[EXCERPTED RECORDS Boundary: Start]

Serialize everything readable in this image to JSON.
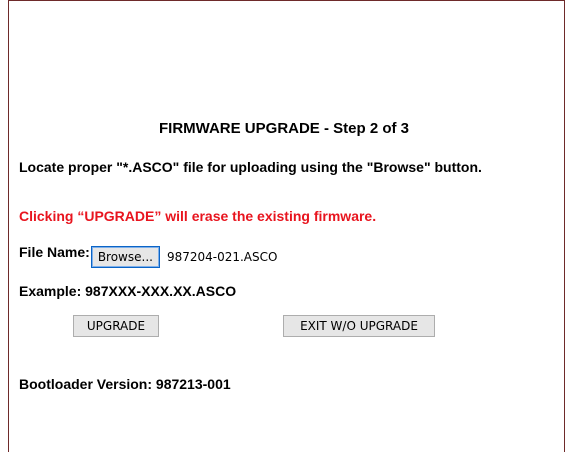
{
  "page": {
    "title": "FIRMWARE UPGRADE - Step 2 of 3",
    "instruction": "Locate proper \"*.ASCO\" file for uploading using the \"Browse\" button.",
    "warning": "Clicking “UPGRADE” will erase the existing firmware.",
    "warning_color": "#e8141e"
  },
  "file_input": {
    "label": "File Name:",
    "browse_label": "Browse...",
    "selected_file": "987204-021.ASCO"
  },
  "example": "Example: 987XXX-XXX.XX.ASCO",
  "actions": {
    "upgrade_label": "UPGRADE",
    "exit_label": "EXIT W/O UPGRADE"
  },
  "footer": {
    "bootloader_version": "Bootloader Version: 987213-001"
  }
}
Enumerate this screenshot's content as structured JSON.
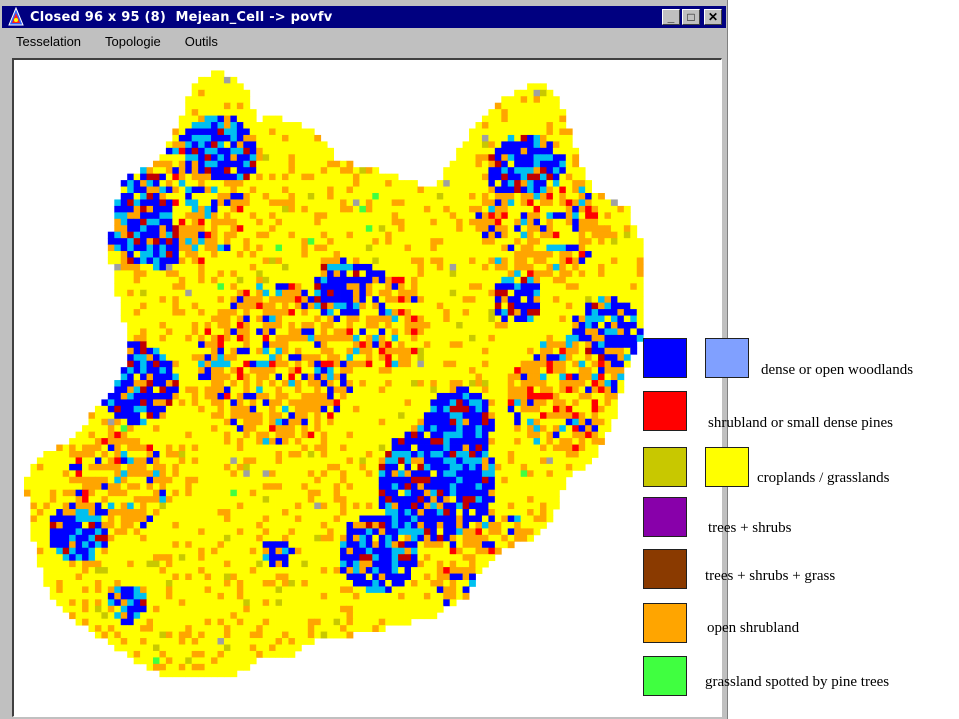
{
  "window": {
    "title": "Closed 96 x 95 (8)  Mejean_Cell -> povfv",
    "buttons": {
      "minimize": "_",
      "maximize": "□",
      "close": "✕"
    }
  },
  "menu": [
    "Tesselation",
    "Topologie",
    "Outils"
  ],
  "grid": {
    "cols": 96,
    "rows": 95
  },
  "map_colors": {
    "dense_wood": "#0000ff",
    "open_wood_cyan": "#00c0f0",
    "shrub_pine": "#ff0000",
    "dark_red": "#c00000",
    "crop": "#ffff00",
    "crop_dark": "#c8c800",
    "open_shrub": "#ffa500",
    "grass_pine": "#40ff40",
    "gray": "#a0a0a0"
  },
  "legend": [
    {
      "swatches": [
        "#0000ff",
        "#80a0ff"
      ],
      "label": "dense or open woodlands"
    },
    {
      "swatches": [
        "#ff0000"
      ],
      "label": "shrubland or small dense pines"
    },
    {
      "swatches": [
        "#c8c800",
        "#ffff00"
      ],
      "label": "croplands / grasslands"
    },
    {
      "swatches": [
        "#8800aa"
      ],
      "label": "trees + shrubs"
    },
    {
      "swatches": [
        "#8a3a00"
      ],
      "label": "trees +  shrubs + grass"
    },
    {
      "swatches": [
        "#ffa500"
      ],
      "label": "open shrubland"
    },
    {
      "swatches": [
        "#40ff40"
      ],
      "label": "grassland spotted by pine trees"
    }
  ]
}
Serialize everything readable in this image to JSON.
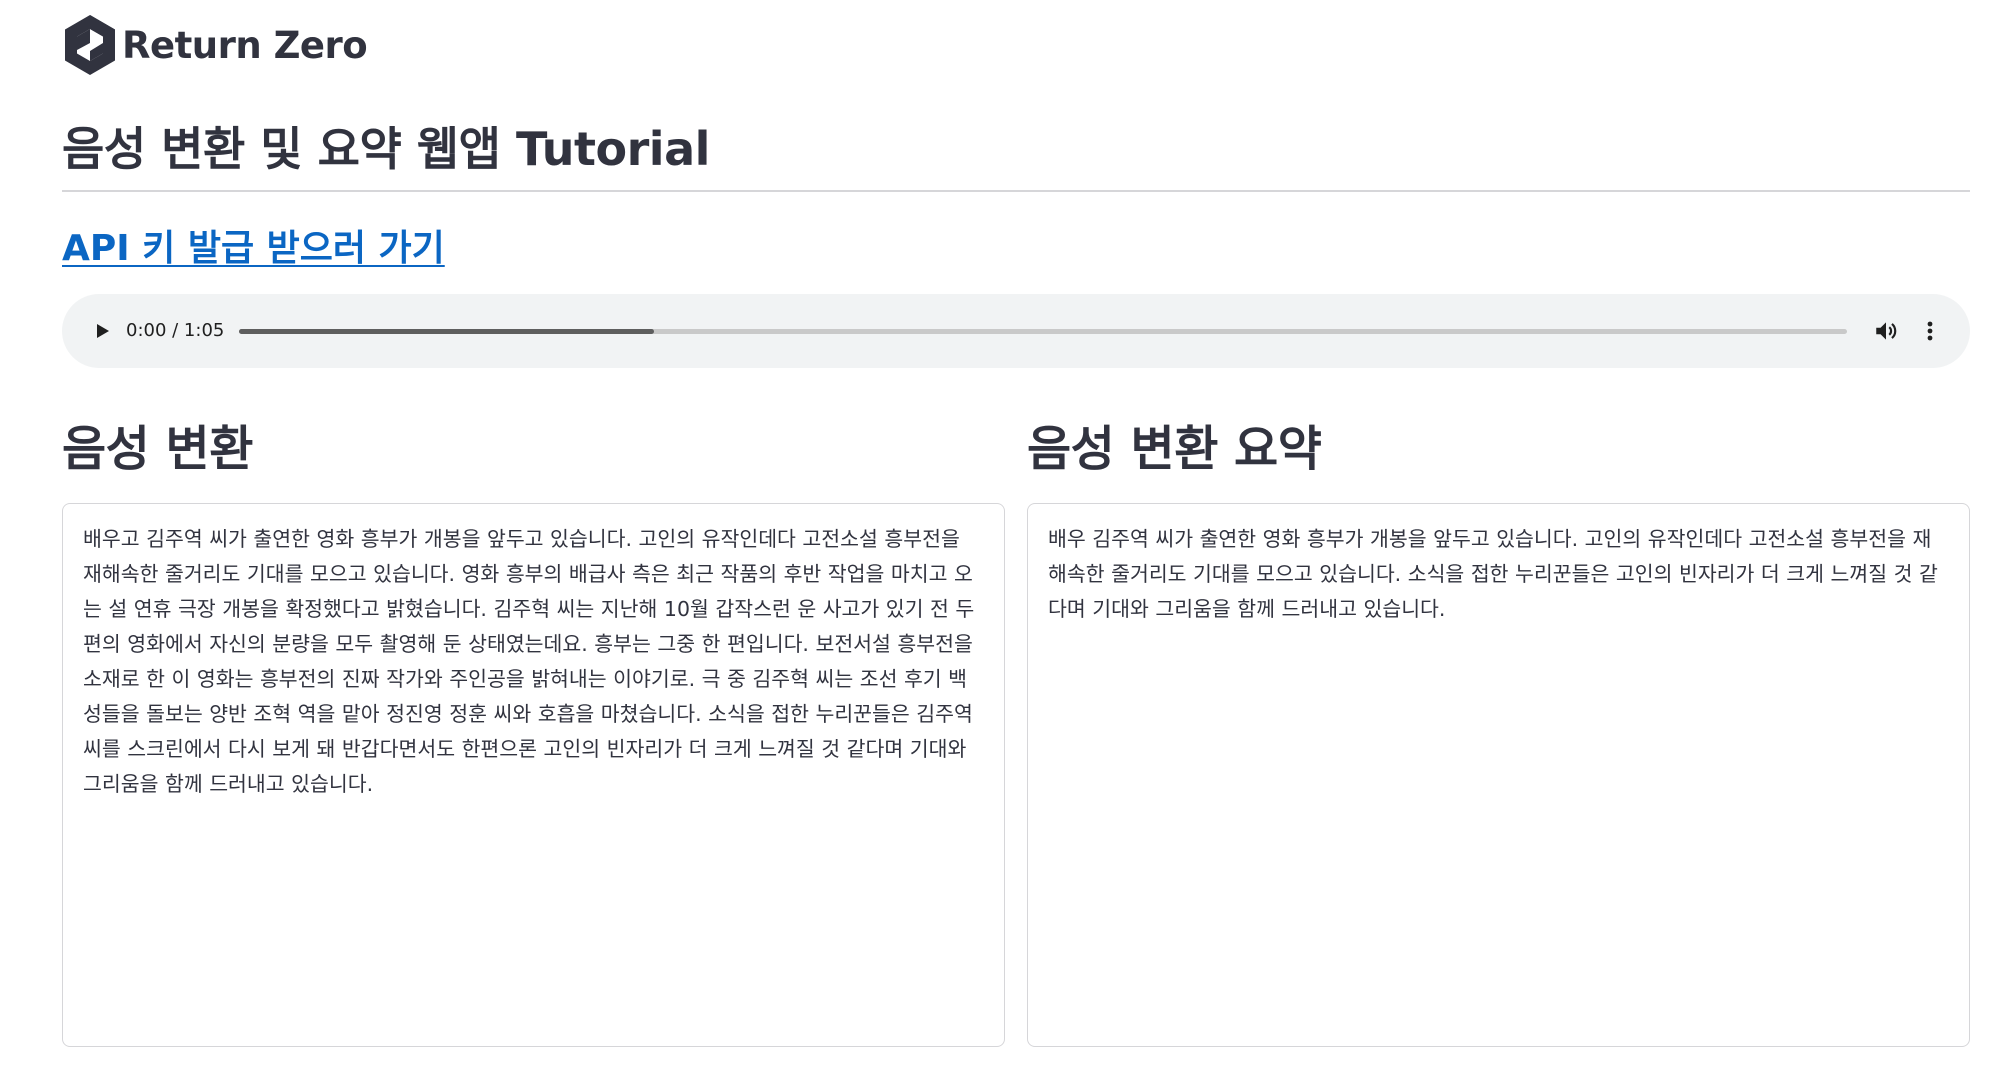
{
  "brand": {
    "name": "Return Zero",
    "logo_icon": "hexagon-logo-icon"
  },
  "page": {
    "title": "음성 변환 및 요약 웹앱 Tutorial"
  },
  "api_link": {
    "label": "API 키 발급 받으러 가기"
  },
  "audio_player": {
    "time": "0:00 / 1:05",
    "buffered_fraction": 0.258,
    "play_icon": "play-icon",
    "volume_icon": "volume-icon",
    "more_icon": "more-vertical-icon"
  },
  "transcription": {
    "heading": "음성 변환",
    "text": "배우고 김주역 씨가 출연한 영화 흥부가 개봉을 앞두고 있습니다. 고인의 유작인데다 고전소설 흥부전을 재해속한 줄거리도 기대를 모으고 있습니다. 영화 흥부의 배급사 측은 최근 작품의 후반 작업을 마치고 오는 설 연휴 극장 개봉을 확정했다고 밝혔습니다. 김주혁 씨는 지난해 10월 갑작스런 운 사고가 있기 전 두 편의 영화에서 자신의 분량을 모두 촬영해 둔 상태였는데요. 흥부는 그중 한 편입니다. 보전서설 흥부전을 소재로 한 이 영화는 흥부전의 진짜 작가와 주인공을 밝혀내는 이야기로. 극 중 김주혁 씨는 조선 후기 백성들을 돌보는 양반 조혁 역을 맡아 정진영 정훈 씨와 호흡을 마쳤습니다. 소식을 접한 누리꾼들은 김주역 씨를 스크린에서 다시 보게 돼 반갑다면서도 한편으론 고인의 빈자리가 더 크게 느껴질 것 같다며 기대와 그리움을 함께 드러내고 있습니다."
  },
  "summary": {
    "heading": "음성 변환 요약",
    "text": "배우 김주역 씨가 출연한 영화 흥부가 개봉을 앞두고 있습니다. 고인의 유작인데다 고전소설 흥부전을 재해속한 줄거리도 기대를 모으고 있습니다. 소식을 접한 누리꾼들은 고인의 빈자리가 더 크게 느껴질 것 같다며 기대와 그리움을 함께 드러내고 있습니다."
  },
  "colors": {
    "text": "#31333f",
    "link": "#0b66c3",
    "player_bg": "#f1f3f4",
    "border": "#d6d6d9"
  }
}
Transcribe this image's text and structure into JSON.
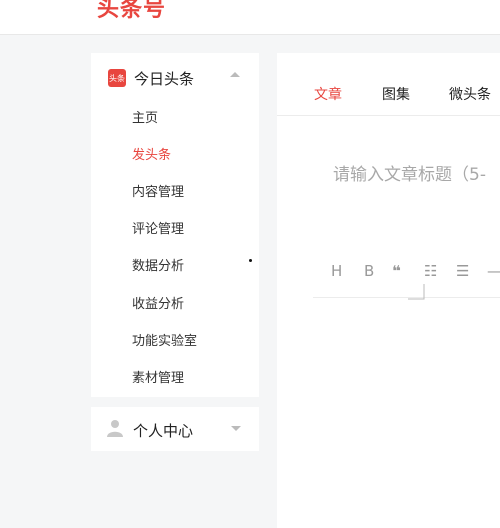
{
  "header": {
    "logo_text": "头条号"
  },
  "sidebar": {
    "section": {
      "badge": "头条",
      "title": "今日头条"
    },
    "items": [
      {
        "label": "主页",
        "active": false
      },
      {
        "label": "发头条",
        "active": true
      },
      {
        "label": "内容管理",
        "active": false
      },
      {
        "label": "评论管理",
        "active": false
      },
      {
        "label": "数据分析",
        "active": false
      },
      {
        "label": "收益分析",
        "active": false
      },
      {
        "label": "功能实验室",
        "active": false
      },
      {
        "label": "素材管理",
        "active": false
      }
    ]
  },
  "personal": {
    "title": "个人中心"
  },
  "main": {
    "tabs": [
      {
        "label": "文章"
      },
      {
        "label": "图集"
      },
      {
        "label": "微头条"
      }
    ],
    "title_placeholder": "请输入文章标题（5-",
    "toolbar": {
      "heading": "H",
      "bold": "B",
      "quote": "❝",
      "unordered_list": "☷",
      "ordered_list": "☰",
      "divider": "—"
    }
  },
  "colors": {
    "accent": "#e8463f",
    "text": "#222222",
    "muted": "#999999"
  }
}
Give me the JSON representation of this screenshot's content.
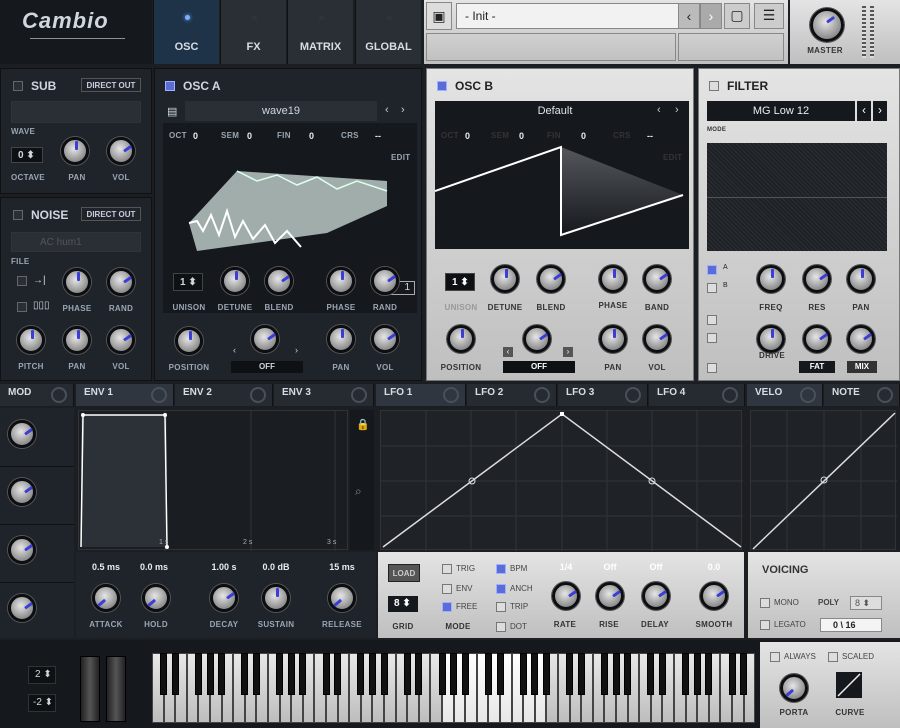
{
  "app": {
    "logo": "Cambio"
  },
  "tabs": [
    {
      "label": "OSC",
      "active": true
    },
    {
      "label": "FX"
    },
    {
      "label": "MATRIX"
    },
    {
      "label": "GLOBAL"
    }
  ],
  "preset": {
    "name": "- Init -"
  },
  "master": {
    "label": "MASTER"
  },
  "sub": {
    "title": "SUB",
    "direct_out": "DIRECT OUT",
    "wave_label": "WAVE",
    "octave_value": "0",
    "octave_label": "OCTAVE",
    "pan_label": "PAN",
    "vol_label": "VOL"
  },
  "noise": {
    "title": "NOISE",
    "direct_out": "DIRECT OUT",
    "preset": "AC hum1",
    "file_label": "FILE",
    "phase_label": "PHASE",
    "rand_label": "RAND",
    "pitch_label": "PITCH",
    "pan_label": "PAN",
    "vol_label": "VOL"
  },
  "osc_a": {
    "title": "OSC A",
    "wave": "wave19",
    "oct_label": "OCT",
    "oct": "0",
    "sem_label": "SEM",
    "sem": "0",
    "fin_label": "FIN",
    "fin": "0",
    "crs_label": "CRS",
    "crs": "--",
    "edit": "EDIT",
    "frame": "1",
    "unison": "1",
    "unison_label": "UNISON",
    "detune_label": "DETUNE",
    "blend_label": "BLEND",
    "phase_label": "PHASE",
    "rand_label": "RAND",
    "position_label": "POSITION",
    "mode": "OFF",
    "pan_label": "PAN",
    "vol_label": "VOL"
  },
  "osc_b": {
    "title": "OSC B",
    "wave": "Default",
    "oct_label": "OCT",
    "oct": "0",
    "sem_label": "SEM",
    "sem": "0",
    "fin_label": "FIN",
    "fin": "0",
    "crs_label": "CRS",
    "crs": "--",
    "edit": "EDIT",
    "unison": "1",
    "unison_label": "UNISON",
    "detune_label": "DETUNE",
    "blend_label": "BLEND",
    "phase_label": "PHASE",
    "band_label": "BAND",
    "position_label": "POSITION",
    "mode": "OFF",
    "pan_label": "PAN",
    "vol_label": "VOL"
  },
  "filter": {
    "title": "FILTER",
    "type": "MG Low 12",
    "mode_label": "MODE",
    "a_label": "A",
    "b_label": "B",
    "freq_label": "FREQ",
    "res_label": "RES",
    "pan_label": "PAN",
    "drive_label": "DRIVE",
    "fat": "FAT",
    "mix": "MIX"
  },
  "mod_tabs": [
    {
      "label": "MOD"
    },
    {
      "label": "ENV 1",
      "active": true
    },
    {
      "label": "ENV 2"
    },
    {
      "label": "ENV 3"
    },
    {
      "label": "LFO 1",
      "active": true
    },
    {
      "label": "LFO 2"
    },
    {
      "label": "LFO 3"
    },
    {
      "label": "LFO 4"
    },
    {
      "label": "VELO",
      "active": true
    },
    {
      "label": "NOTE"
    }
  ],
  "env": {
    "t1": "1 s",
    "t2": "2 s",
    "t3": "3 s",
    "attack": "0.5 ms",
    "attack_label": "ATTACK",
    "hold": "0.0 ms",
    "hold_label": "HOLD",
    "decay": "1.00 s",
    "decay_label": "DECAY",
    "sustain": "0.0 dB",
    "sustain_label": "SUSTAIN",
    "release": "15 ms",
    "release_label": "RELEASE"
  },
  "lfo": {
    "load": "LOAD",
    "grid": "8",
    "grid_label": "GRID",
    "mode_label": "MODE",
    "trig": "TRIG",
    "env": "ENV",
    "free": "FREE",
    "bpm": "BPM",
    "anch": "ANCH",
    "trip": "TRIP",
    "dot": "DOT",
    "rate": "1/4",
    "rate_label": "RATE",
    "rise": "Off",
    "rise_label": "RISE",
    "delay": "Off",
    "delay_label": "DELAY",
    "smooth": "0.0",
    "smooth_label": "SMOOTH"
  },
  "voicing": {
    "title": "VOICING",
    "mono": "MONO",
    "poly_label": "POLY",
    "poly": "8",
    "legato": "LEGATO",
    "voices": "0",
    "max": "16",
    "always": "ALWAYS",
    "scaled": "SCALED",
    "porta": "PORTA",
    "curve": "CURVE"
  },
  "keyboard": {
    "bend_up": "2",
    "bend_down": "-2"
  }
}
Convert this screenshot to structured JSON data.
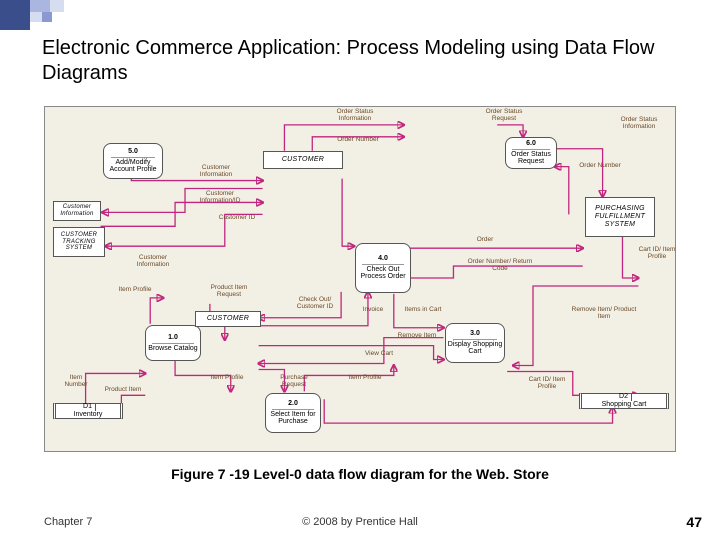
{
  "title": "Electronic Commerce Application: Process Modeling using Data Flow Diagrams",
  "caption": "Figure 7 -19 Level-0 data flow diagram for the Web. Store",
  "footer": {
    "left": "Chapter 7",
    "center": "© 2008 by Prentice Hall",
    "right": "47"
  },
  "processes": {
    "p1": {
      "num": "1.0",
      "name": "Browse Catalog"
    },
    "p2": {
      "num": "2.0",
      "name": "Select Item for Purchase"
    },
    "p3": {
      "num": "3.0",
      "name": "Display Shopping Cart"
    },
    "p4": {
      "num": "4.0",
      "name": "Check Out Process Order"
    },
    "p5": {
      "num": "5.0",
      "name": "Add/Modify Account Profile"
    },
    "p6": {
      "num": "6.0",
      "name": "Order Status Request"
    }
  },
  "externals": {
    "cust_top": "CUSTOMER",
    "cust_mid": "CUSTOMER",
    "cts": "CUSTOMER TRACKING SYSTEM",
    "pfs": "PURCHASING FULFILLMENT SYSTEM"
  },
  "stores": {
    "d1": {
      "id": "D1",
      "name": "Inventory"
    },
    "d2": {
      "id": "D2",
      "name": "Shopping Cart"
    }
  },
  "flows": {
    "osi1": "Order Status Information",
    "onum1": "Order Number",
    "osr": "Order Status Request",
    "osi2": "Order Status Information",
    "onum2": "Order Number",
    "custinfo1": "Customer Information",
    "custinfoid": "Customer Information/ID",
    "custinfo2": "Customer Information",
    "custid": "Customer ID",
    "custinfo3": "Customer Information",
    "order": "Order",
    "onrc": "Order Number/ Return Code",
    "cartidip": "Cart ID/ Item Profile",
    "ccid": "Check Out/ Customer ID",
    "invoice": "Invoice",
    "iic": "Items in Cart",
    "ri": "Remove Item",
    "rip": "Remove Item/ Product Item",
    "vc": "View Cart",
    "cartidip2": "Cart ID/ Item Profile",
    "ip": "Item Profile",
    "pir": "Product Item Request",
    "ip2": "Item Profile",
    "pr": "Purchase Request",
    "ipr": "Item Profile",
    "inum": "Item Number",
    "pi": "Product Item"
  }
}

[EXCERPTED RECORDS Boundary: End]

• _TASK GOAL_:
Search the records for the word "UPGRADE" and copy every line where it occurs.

• _ANSWER TO THIS TASK_:
    "title": "FIRMWARE UPGRADE - Step 2 of 3",
    "warning": "Clicking “UPGRADE” will erase the existing firmware.",
    "upgrade_label": "UPGRADE",
    "exit_label": "EXIT W/O UPGRADE"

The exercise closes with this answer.